Collected data entries:

● ● ● ● ●

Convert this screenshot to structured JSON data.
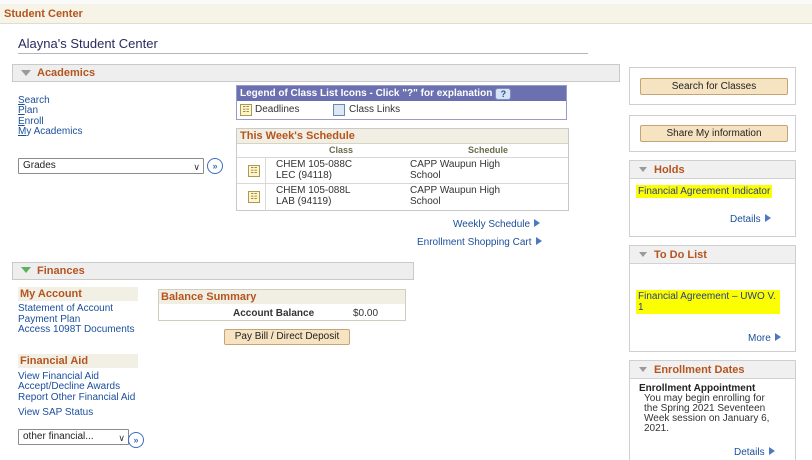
{
  "header": {
    "title": "Student Center"
  },
  "student_center_title": "Alayna's Student Center",
  "academics": {
    "section_label": "Academics",
    "links": [
      "Search",
      "Plan",
      "Enroll",
      "My Academics"
    ],
    "dropdown_value": "Grades",
    "legend": {
      "title": "Legend of Class List Icons - Click \"?\" for explanation",
      "help_label": "?",
      "deadlines": "Deadlines",
      "class_links": "Class Links"
    },
    "schedule": {
      "title": "This Week's Schedule",
      "col_class": "Class",
      "col_schedule": "Schedule",
      "rows": [
        {
          "class_line1": "CHEM 105-088C",
          "class_line2": "LEC (94118)",
          "sched_line1": "CAPP Waupun High",
          "sched_line2": "School"
        },
        {
          "class_line1": "CHEM 105-088L",
          "class_line2": "LAB (94119)",
          "sched_line1": "CAPP Waupun High",
          "sched_line2": "School"
        }
      ]
    },
    "weekly_schedule": "Weekly Schedule",
    "shopping_cart": "Enrollment Shopping Cart"
  },
  "finances": {
    "section_label": "Finances",
    "my_account_title": "My Account",
    "my_account_links": [
      "Statement of Account",
      "Payment Plan",
      "Access 1098T Documents"
    ],
    "balance": {
      "title": "Balance Summary",
      "label": "Account Balance",
      "value": "$0.00",
      "pay_button": "Pay Bill / Direct Deposit"
    },
    "financial_aid_title": "Financial Aid",
    "financial_aid_links": [
      "View Financial Aid",
      "Accept/Decline Awards",
      "Report Other Financial Aid"
    ],
    "sap_status": "View SAP Status",
    "dropdown_value": "other financial..."
  },
  "right": {
    "search_button": "Search for Classes",
    "share_button": "Share My information",
    "holds": {
      "title": "Holds",
      "item": "Financial Agreement Indicator",
      "details": "Details"
    },
    "todo": {
      "title": "To Do List",
      "item_line1": "Financial Agreement – UWO V.",
      "item_line2": "1",
      "more": "More"
    },
    "enrollment_dates": {
      "title": "Enrollment Dates",
      "subtitle": "Enrollment Appointment",
      "lines": [
        "You may begin enrolling for",
        "the Spring 2021 Seventeen",
        "Week session on January 6,",
        "2021."
      ],
      "details": "Details"
    }
  },
  "colors": {
    "accent": "#b5541e",
    "link": "#1a4f9c",
    "highlight": "#fbff00",
    "legend_header": "#6a70b0"
  },
  "icons": [
    "collapse-triangle-icon",
    "go-arrow-icon",
    "help-icon",
    "deadlines-icon",
    "class-links-icon",
    "right-arrow-icon",
    "chevron-down-icon"
  ]
}
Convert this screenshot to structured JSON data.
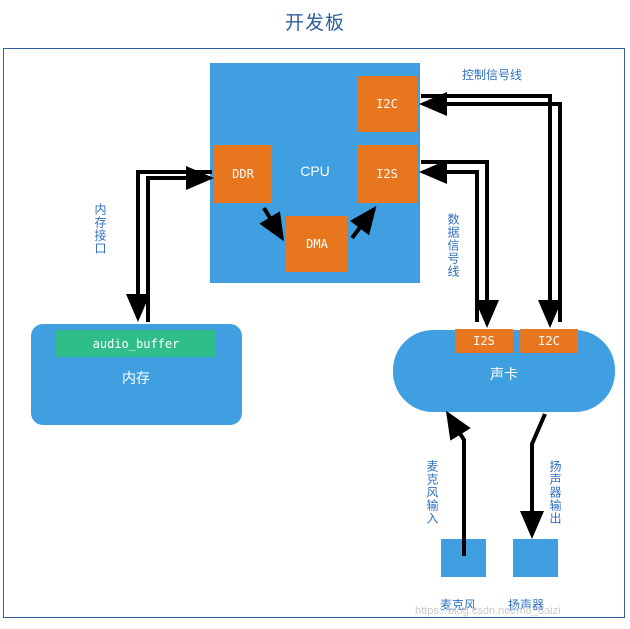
{
  "title": "开发板",
  "blocks": {
    "cpu": "CPU",
    "i2c_cpu": "I2C",
    "ddr": "DDR",
    "i2s_cpu": "I2S",
    "dma": "DMA",
    "memory": "内存",
    "audio_buffer": "audio_buffer",
    "soundcard": "声卡",
    "i2s_sc": "I2S",
    "i2c_sc": "I2C",
    "mic": "麦克风",
    "speaker": "扬声器"
  },
  "labels": {
    "control_line": "控制信号线",
    "data_line": "数据信号线",
    "memory_interface": "内存接口",
    "mic_in": "麦克风输入",
    "spk_out": "扬声器输出"
  },
  "watermark": "https://blog.csdn.net/mo_daizi",
  "colors": {
    "blue_block": "#3f9fe0",
    "orange_block": "#e8761f",
    "green_block": "#2fbd8a",
    "label_text": "#2f6fbf",
    "frame": "#2f5f9e",
    "arrow": "#000000"
  },
  "chart_data": null
}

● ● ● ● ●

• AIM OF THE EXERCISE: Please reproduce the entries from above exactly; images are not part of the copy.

• TASK RESULT:
Convert this screenshot to structured JSON data.
{
  "header": {
    "title": "Student Center"
  },
  "student_center_title": "Alayna's Student Center",
  "academics": {
    "section_label": "Academics",
    "links": [
      "Search",
      "Plan",
      "Enroll",
      "My Academics"
    ],
    "dropdown_value": "Grades",
    "legend": {
      "title": "Legend of Class List Icons - Click \"?\" for explanation",
      "help_label": "?",
      "deadlines": "Deadlines",
      "class_links": "Class Links"
    },
    "schedule": {
      "title": "This Week's Schedule",
      "col_class": "Class",
      "col_schedule": "Schedule",
      "rows": [
        {
          "class_line1": "CHEM 105-088C",
          "class_line2": "LEC (94118)",
          "sched_line1": "CAPP Waupun High",
          "sched_line2": "School"
        },
        {
          "class_line1": "CHEM 105-088L",
          "class_line2": "LAB (94119)",
          "sched_line1": "CAPP Waupun High",
          "sched_line2": "School"
        }
      ]
    },
    "weekly_schedule": "Weekly Schedule",
    "shopping_cart": "Enrollment Shopping Cart"
  },
  "finances": {
    "section_label": "Finances",
    "my_account_title": "My Account",
    "my_account_links": [
      "Statement of Account",
      "Payment Plan",
      "Access 1098T Documents"
    ],
    "balance": {
      "title": "Balance Summary",
      "label": "Account Balance",
      "value": "$0.00",
      "pay_button": "Pay Bill / Direct Deposit"
    },
    "financial_aid_title": "Financial Aid",
    "financial_aid_links": [
      "View Financial Aid",
      "Accept/Decline Awards",
      "Report Other Financial Aid"
    ],
    "sap_status": "View SAP Status",
    "dropdown_value": "other financial..."
  },
  "right": {
    "search_button": "Search for Classes",
    "share_button": "Share My information",
    "holds": {
      "title": "Holds",
      "item": "Financial Agreement Indicator",
      "details": "Details"
    },
    "todo": {
      "title": "To Do List",
      "item_line1": "Financial Agreement – UWO V.",
      "item_line2": "1",
      "more": "More"
    },
    "enrollment_dates": {
      "title": "Enrollment Dates",
      "subtitle": "Enrollment Appointment",
      "lines": [
        "You may begin enrolling for",
        "the Spring 2021 Seventeen",
        "Week session on January 6,",
        "2021."
      ],
      "details": "Details"
    }
  },
  "colors": {
    "accent": "#b5541e",
    "link": "#1a4f9c",
    "highlight": "#fbff00",
    "legend_header": "#6a70b0"
  },
  "icons": [
    "collapse-triangle-icon",
    "go-arrow-icon",
    "help-icon",
    "deadlines-icon",
    "class-links-icon",
    "right-arrow-icon",
    "chevron-down-icon"
  ]
}
Convert this screenshot to structured JSON data.
{
  "title": "开发板",
  "blocks": {
    "cpu": "CPU",
    "i2c_cpu": "I2C",
    "ddr": "DDR",
    "i2s_cpu": "I2S",
    "dma": "DMA",
    "memory": "内存",
    "audio_buffer": "audio_buffer",
    "soundcard": "声卡",
    "i2s_sc": "I2S",
    "i2c_sc": "I2C",
    "mic": "麦克风",
    "speaker": "扬声器"
  },
  "labels": {
    "control_line": "控制信号线",
    "data_line": "数据信号线",
    "memory_interface": "内存接口",
    "mic_in": "麦克风输入",
    "spk_out": "扬声器输出"
  },
  "watermark": "https://blog.csdn.net/mo_daizi",
  "colors": {
    "blue_block": "#3f9fe0",
    "orange_block": "#e8761f",
    "green_block": "#2fbd8a",
    "label_text": "#2f6fbf",
    "frame": "#2f5f9e",
    "arrow": "#000000"
  },
  "chart_data": null
}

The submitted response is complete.